Many governmental agencies, cooling tower manufacturers and industrial trade organizations have developed design and maintenance guidelines for preventing or controlling the growth of Legionella in cooling towers. Below is a list of sources for such guidelines:
Cooling tower malfunctions
Under certain ambient conditions, plumes of water vapor (fog) can be seen rising out of the discharge from a cooling tower (see Image 1), and can be mistaken as smoke from a fire. If the outdoor air is at or near saturation, and the tower adds more water to the air, saturated air with liquid water droplets can be discharged -- what we see as fog. This phenomenon typically occurs on cool, humid days, but is rare in many climates.
Failures that let smaller amounts of water go the top of a cooling tower can cause a tower to freeze (especially if the fans are running at high speeds). If a roof-mounted cooling tower is allowed to freeze and build up ice, the ice can grow to massive sizes and can result in the tower falling through the roof (note: this assumes that the ice 'grows' beyond the typical liquid volume).
Typical methods to circumvent freezing are: air flow through the tower is reduced, a basin heater is installed, a heater is installed indoors on the water loop, a drain system or remote basin design is used, and in some cases where evaporative closed loop towers are used the tower spray water is drained completely.
Cooling Tower Operation In Freezing Weather
Cooling towers with malfunctions can freeze during very cold weather. Typically, freezing starts at the corners of a cooling tower with a reduced or absent heat load. Increased freezing conditions can create growing volumes of ice, resulting in increased structural loads. During the winter, some sites continuously operate cooling towers with 40 °F water leaving the tower. Basin heaters, tower draindown, and other freeze protection methods are often employed in cold climates.
Some commonly used terms in the cooling tower industry
Cooling towers which are constructed in whole or in part of combustible materials can support propagating internal fires. The resulting damage can be sufficiently severe to require the replacement of the entire cell or tower structure. For this reason, some codes and standards recommend combustible cooling towers be provided with an automatic fire sprinkler system. Fires can propagate internally within the tower structure during maintenance when the cell is not in operation (such as for maintenance or construction), and even when the tower is in operation, especially those of the induced-draft type because of the existence of relatively dry areas within the towers.

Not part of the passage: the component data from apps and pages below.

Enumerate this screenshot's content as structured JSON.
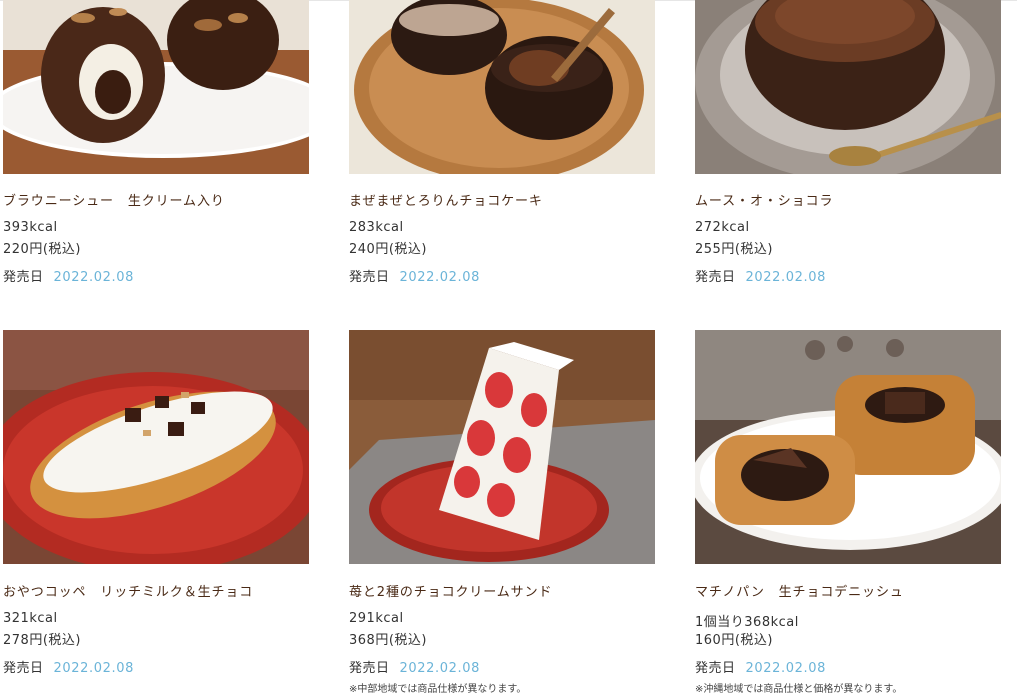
{
  "release_label": "発売日",
  "products": [
    {
      "name": "ブラウニーシュー　生クリーム入り",
      "kcal": "393kcal",
      "price": "220円(税込)",
      "release_date": "2022.02.08",
      "note": "",
      "image": "brownie-choux-cream-puff-photo"
    },
    {
      "name": "まぜまぜとろりんチョコケーキ",
      "kcal": "283kcal",
      "price": "240円(税込)",
      "release_date": "2022.02.08",
      "note": "",
      "image": "chocolate-cake-cups-on-wooden-plate-photo"
    },
    {
      "name": "ムース・オ・ショコラ",
      "kcal": "272kcal",
      "price": "255円(税込)",
      "release_date": "2022.02.08",
      "note": "",
      "image": "chocolate-mousse-cup-with-spoon-photo"
    },
    {
      "name": "おやつコッペ　リッチミルク＆生チョコ",
      "kcal": "321kcal",
      "price": "278円(税込)",
      "release_date": "2022.02.08",
      "note": "",
      "image": "koppe-bread-with-cream-on-red-plate-photo"
    },
    {
      "name": "苺と2種のチョコクリームサンド",
      "kcal": "291kcal",
      "price": "368円(税込)",
      "release_date": "2022.02.08",
      "note": "※中部地域では商品仕様が異なります。",
      "image": "strawberry-cream-sandwich-photo"
    },
    {
      "name": "マチノパン　生チョコデニッシュ",
      "kcal": "1個当り368kcal",
      "price": "160円(税込)",
      "release_date": "2022.02.08",
      "note": "※沖縄地域では商品仕様と価格が異なります。",
      "image": "chocolate-danish-pastry-photo"
    }
  ],
  "colors": {
    "product_name": "#4a2a16",
    "release_date": "#6bb4d8",
    "text": "#333333"
  }
}
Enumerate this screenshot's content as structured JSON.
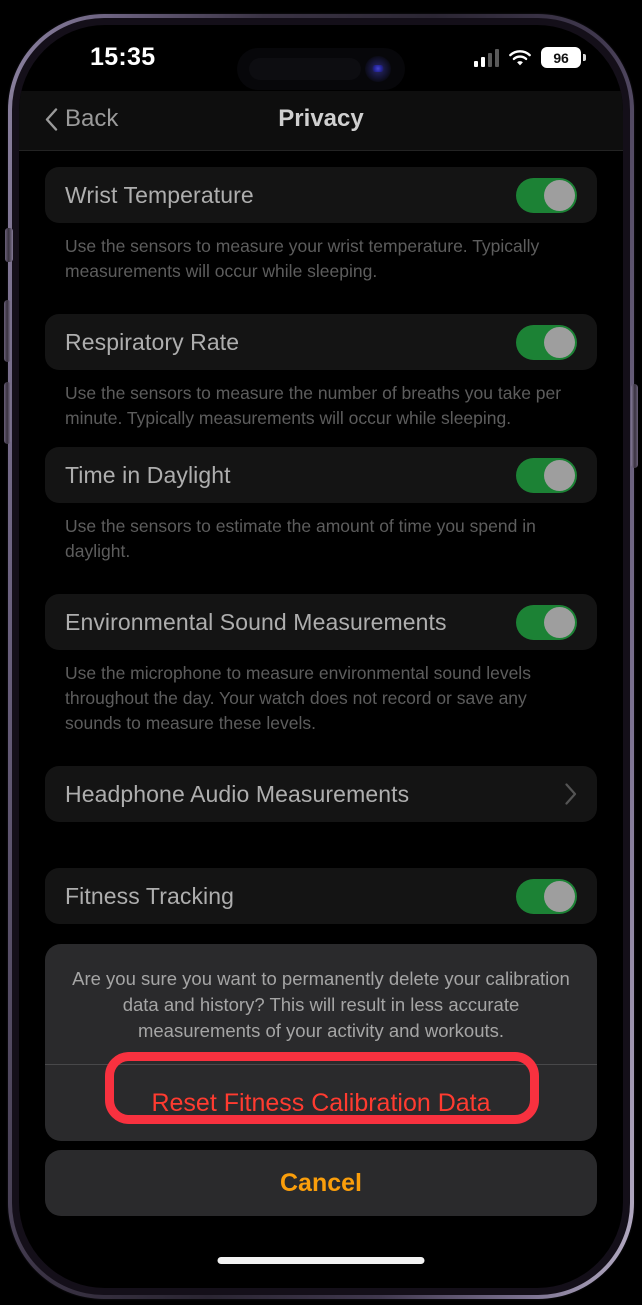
{
  "status_bar": {
    "time": "15:35",
    "battery_percent": "96",
    "signal_icon": "cellular-signal-icon",
    "wifi_icon": "wifi-icon",
    "battery_icon": "battery-icon",
    "signal_bars_active": 2,
    "signal_bars_total": 4
  },
  "nav": {
    "back_label": "Back",
    "title": "Privacy",
    "back_icon": "chevron-left-icon"
  },
  "settings": {
    "groups": [
      {
        "label": "Wrist Temperature",
        "control": "toggle",
        "toggle_on": true,
        "footnote": "Use the sensors to measure your wrist temperature. Typically measurements will occur while sleeping."
      },
      {
        "label": "Respiratory Rate",
        "control": "toggle",
        "toggle_on": true,
        "footnote": "Use the sensors to measure the number of breaths you take per minute. Typically measurements will occur while sleeping."
      },
      {
        "label": "Time in Daylight",
        "control": "toggle",
        "toggle_on": true,
        "footnote": "Use the sensors to estimate the amount of time you spend in daylight."
      },
      {
        "label": "Environmental Sound Measurements",
        "control": "toggle",
        "toggle_on": true,
        "footnote": "Use the microphone to measure environmental sound levels throughout the day. Your watch does not record or save any sounds to measure these levels."
      },
      {
        "label": "Headphone Audio Measurements",
        "control": "disclosure",
        "footnote": ""
      },
      {
        "label": "Fitness Tracking",
        "control": "toggle",
        "toggle_on": true,
        "footnote": ""
      }
    ]
  },
  "action_sheet": {
    "message": "Are you sure you want to permanently delete your calibration data and history? This will result in less accurate measurements of your activity and workouts.",
    "destructive_label": "Reset Fitness Calibration Data",
    "cancel_label": "Cancel"
  },
  "colors": {
    "toggle_on": "#1c8235",
    "toggle_knob": "#9e9e9e",
    "destructive": "#ff3b30",
    "cancel": "#fa9e0b",
    "annotation_highlight": "#f8313f",
    "sheet_background": "#2a2a2c",
    "row_background": "#141414",
    "frame_purple": "#6c6280"
  }
}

|This article is licensed under the GNU Free Documentation License. It uses material from the Wikipedia article "Cooling_tower". A list of authors is available in Wikipedia.|